Harp said at council's April 4 meeting that "cost overruns" with the pool had caused the village to reconsider plans for lighting installation.
The question before council centered on a state requirement that municipalities bid out any project costing more than $50,000. Harp said entering a bidding process would add about four weeks to the construction project and delay the opening of the pool.
According to Councilman Tim Tarbet, council had also been informed that delivery of light poles would require 12 weeks, further delaying the opening.
Last month council opted to see if conduit for lights could be installed first with plans to install the poles later, but Village Solicitor Clark Battista said April 4 that the move would violate state law prohibiting an action called splitting a bid.
Splitting a bid occurs when activities for one project costing more than $50,000 are divided into separate, smaller projects in an attempt to split the cost and avoid the required bidding process.
Battista said the village had two options to avoid splitting: include lighting in the electrical project and enter the bidding process, which would delay the opening of the pool; or, to open the pool sooner, proceed only with electrical bonding and pump house work needed to operate the pool.
"We want to not do anything that's going to lead us to the possibility that someone can come in and...say what we did was not valid. ...If we split the contract there's risk of misdemeanors. It would be a second-degree misdemeanor," he stated.
Battista added that any legislation council passed regarding electrical work could not be passed as an emergency because, according to his research of comparable cases, lighting for the pool could not be defined as a public emergency.
"I'm going to take the conservative route and say it's not an emergency. If we're trying to get the pool open right now, we can say it's an emergency...because we want to be open...to make revenue, but I'm not comfortable saying that we'd have to have lights up as an emergency," he explained.
Harp then notified council that the village's contractor, Family Fun, told him further cement work had to be put on hold until electrical bonding and pump house work is completed and passes inspection.
"I think you've got to get an electrical guy to finish what's got to be done...because otherwise Family Fun's got a contract they've already got cement guys here we're going to pull them off the contract," Harp stated.
Discussion about whether to proceed with lights ranged back and forth.
Council considered, but discarded, an option for Family Fun to obtain its own electrical contractor and develop a change order to move forward with electrical bonding and pump house work. That option would have required council to include lighting in the project and proceed with the bidding process.
Harp noted that the approved specifications for light fixtures call for them to be installed outside the pool fence in an area that would be seeded with grass, which he said could be easily dug up next year to install light poles as a separate project.
However, Councilwoman Becky Stoller, who voted against the motion not to include lighting, said, "I'd rather this whole project get...done, out of the way, so we're not tearing up things later. Bid it out. Be done with it. If we...have a later start, then we start later."
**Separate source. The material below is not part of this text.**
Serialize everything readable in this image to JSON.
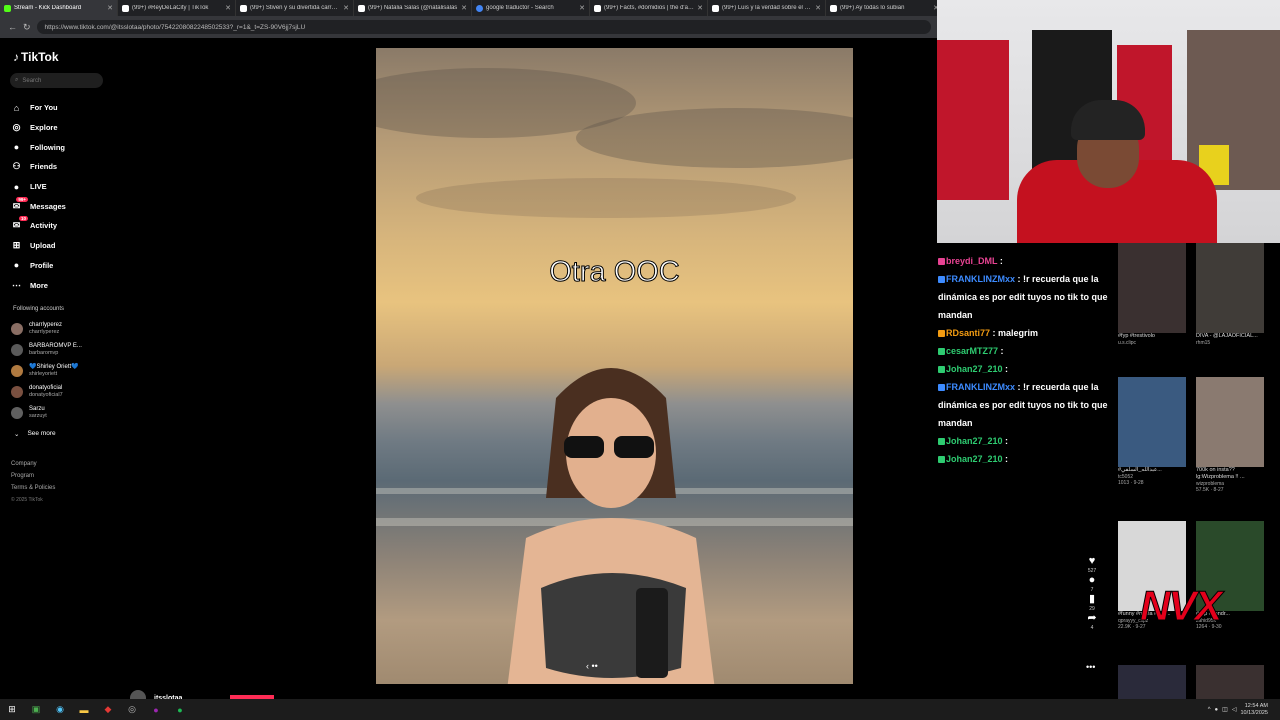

Councilwoman Cynthia Lawson pointed out that without lights the pool can operate only during daylight hours; however, she voted in favor of the final motion not to include lighting in order to open the pool sooner.
Councilwoman Billie Rowe, who also voted in favor of the motion, cited information that Ray Electric provided at the March 21 workshop about the rising cost of materials.
"Every time we stop and start again, the price goes up again. We have only a certain amount of money we can use," Rowe stated.
Councilman Tarbet initially supported the idea of including lighting and opening the pool later in the summer but ultimately supported the motion not to include lighting at this time.